A group of Navajo blankets, circa 1880s–1910, hangs in the entrance to the ranch’s gym; the rug is a circa-1910 Navajo saddle blanket.
The saloon’s porch is furnished with 19th-century Mexican sabino-wood pieces, including a table made from a salvaged door and ox yokes; the tableware and linens are by Ralph Lauren Home.
The San Juan Mountains provide a scenic backdrop for the ranch’s five tepees, built and hand-painted by local artisans; the free-form pool resembles a natural pond.
And looking at these, aren't you? Tragically, I'm not currently in a position to purchase a similar style ranch in Colorado, but as ever the chief allure for me is the idea of getting the look. I am convinced that all I need to do is chuck a choice selection of Beacon and Pendleton blankets over my sofa, cover our Algerian rug with some Navajo saddle blankets, and, when it comes to reupholstering anything, focus more on the Trading Post collection from Ralph Lauren Home and less on Colefax & Fowler . . . and hey presto, my Notting Hill flat will be indiscernible from anything you can see above. (Regarding that Trading Post collection, Vogue recently hosted a party at the South Kensington Ralph Lauren store - part of the Ricky bag world tour. I accidentally spent all night in the basement, pulling out fabric books . . . )
Blackbird Wool Blanket by Ralph Lauren Home
Sacred Mountain Blanket by Ralph Lauren Home
Santa Clara Blanket by Ralph Lauren Home
Are these not total heaven? Their other joy is that these are pretty easy (though obviously not cheap) to acquire. It's a matter of picking up a credit card. Harder are the other things I mentioned - in particular the Navajo saddle rugs and the Beacon blankets - those last are no longer made (Beacon came to an end in 2002) and one wants to get them from a particular period, basically pre-1950 which is when the legendary company - at one point the largest blanket manufacturer in the world - started adding rayon to the cotton. (It got worse. By the time they closed, they were making blankets out of acrylic.) And ideally you want to find one dating from pre-1932, which is when the Navajo Indian tribe failed a complaint - Beacon had been using images of American Indians at looms weaving blankets in their advertising - and the company was ordered to stop using Indian images and to make clear that the blankets were not woven by native Americans. (Okay, so the pre-1932 ones might not be the last word in political correctness.)
Vintage Beacon blankets
However Pendleton Blankets are still very much in production, and currently at the top of my wish list. There's a whole collection entitled 'Native American Inspired', and I kind of want all of them, but I also kind of want all their rainbow striped ones, and even all their National Park ones, even though I've never been to a single American National Park (though this will obviously change when Andrew and I get around to doing our road trip across America, with the children. Don't hold your breath.)

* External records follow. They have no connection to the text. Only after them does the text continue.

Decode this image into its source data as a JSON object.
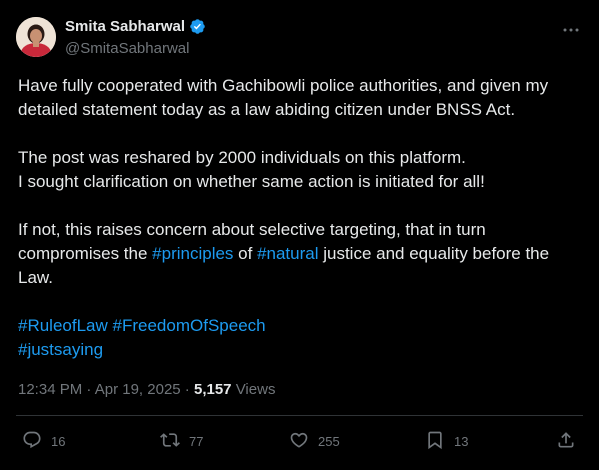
{
  "author": {
    "display_name": "Smita Sabharwal",
    "handle": "@SmitaSabharwal",
    "verified": true
  },
  "post": {
    "paragraphs": [
      {
        "lines": [
          [
            {
              "text": "Have fully cooperated with  Gachibowli police authorities, and given my",
              "hashtag": false
            }
          ],
          [
            {
              "text": "detailed statement today as a law abiding citizen under BNSS Act.",
              "hashtag": false
            }
          ]
        ]
      },
      {
        "lines": [
          [
            {
              "text": "The post was reshared by 2000 individuals on this platform.",
              "hashtag": false
            }
          ],
          [
            {
              "text": "I sought clarification on whether same action is initiated for all!",
              "hashtag": false
            }
          ]
        ]
      },
      {
        "lines": [
          [
            {
              "text": "If not, this raises concern about selective targeting, that in turn",
              "hashtag": false
            }
          ],
          [
            {
              "text": "compromises the ",
              "hashtag": false
            },
            {
              "text": "#principles",
              "hashtag": true
            },
            {
              "text": " of ",
              "hashtag": false
            },
            {
              "text": "#natural",
              "hashtag": true
            },
            {
              "text": " justice and equality before the",
              "hashtag": false
            }
          ],
          [
            {
              "text": "Law.",
              "hashtag": false
            }
          ]
        ]
      },
      {
        "lines": [
          [
            {
              "text": "#RuleofLaw",
              "hashtag": true
            },
            {
              "text": " ",
              "hashtag": false
            },
            {
              "text": "#FreedomOfSpeech",
              "hashtag": true
            }
          ],
          [
            {
              "text": "#justsaying",
              "hashtag": true
            }
          ]
        ]
      }
    ]
  },
  "meta": {
    "time": "12:34 PM",
    "separator": " · ",
    "date": "Apr 19, 2025",
    "views_count": "5,157",
    "views_label": " Views"
  },
  "actions": {
    "replies": "16",
    "reposts": "77",
    "likes": "255",
    "bookmarks": "13"
  },
  "colors": {
    "background": "#000000",
    "text": "#e7e9ea",
    "secondary": "#71767b",
    "accent": "#1d9bf0",
    "divider": "#2f3336"
  },
  "icons": [
    "verified-badge-icon",
    "more-icon",
    "reply-icon",
    "repost-icon",
    "like-icon",
    "bookmark-icon",
    "share-icon"
  ]
}
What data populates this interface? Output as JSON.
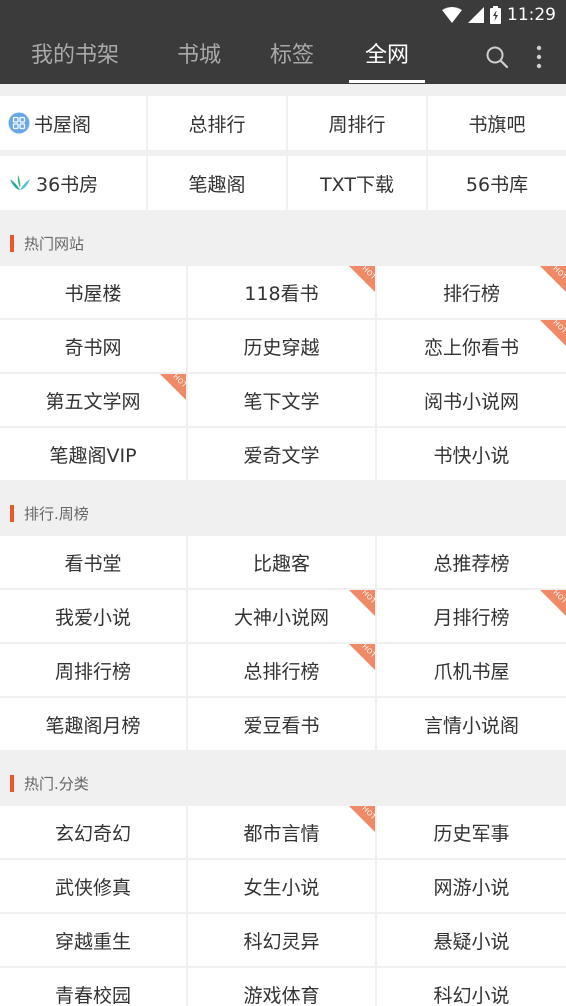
{
  "status_bar": {
    "time": "11:29",
    "icons": [
      "wifi-icon",
      "signal-icon",
      "battery-icon"
    ]
  },
  "app_bar": {
    "tabs": [
      {
        "label": "我的书架",
        "active": false
      },
      {
        "label": "书城",
        "active": false
      },
      {
        "label": "标签",
        "active": false
      },
      {
        "label": "全网",
        "active": true
      }
    ],
    "actions": [
      "search-icon",
      "more-vert-icon"
    ]
  },
  "quick_links": [
    [
      {
        "label": "书屋阁",
        "icon": "grid-badge-icon"
      },
      {
        "label": "总排行"
      },
      {
        "label": "周排行"
      },
      {
        "label": "书旗吧"
      }
    ],
    [
      {
        "label": "36书房",
        "icon": "book-leaf-icon"
      },
      {
        "label": "笔趣阁"
      },
      {
        "label": "TXT下载"
      },
      {
        "label": "56书库"
      }
    ]
  ],
  "hot_badge_text": "HOT",
  "colors": {
    "accent": "#e8582c",
    "hot_badge": "#f08a66",
    "app_bar": "#3b3b3b"
  },
  "sections": [
    {
      "title": "热门网站",
      "items": [
        {
          "label": "书屋楼",
          "hot": false
        },
        {
          "label": "118看书",
          "hot": true
        },
        {
          "label": "排行榜",
          "hot": true
        },
        {
          "label": "奇书网",
          "hot": false
        },
        {
          "label": "历史穿越",
          "hot": false
        },
        {
          "label": "恋上你看书",
          "hot": true
        },
        {
          "label": "第五文学网",
          "hot": true
        },
        {
          "label": "笔下文学",
          "hot": false
        },
        {
          "label": "阅书小说网",
          "hot": false
        },
        {
          "label": "笔趣阁VIP",
          "hot": false
        },
        {
          "label": "爱奇文学",
          "hot": false
        },
        {
          "label": "书快小说",
          "hot": false
        }
      ]
    },
    {
      "title": "排行.周榜",
      "items": [
        {
          "label": "看书堂",
          "hot": false
        },
        {
          "label": "比趣客",
          "hot": false
        },
        {
          "label": "总推荐榜",
          "hot": false
        },
        {
          "label": "我爱小说",
          "hot": false
        },
        {
          "label": "大神小说网",
          "hot": true
        },
        {
          "label": "月排行榜",
          "hot": true
        },
        {
          "label": "周排行榜",
          "hot": false
        },
        {
          "label": "总排行榜",
          "hot": true
        },
        {
          "label": "爪机书屋",
          "hot": false
        },
        {
          "label": "笔趣阁月榜",
          "hot": false
        },
        {
          "label": "爱豆看书",
          "hot": false
        },
        {
          "label": "言情小说阁",
          "hot": false
        }
      ]
    },
    {
      "title": "热门.分类",
      "items": [
        {
          "label": "玄幻奇幻",
          "hot": false
        },
        {
          "label": "都市言情",
          "hot": true
        },
        {
          "label": "历史军事",
          "hot": false
        },
        {
          "label": "武侠修真",
          "hot": false
        },
        {
          "label": "女生小说",
          "hot": false
        },
        {
          "label": "网游小说",
          "hot": false
        },
        {
          "label": "穿越重生",
          "hot": false
        },
        {
          "label": "科幻灵异",
          "hot": false
        },
        {
          "label": "悬疑小说",
          "hot": false
        },
        {
          "label": "青春校园",
          "hot": false
        },
        {
          "label": "游戏体育",
          "hot": false
        },
        {
          "label": "科幻小说",
          "hot": false
        }
      ]
    }
  ]
}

So there we go. Easy peasy ranch style, courtesy of Ralph Lauren and Pendleton. And, once you've done all this, you can spend your days drifting around in a variety of looks for the modern cowgirl from the Ralph Lauren Spring/ Summer 2011 collection. (I know, not so helpful of me to tell you now.)
I'm particularly enamoured of the middle look.
And, you can add to it with pieces from Ralph Lauren's very own online vintage store, where he sells the most exquisite items - such as a shawl coat made out of a Beacon blanket.
Oh, and as a total aside but totally relevant (unlike the rest of this post) Ralph Lauren has literally just opened a Polo flagship store on 5th Avenue. And this little gem is somewhere to be found within it:
Finally, I'd like to share my new favourite expression: "All hat and no cattle." Which will be me, if I go in for any of the above . . . (except, perhaps the odd Pendleton blanket or two.)
All photographs of Ralph Lauren's Colorado Ranch are by Bjorn Wallander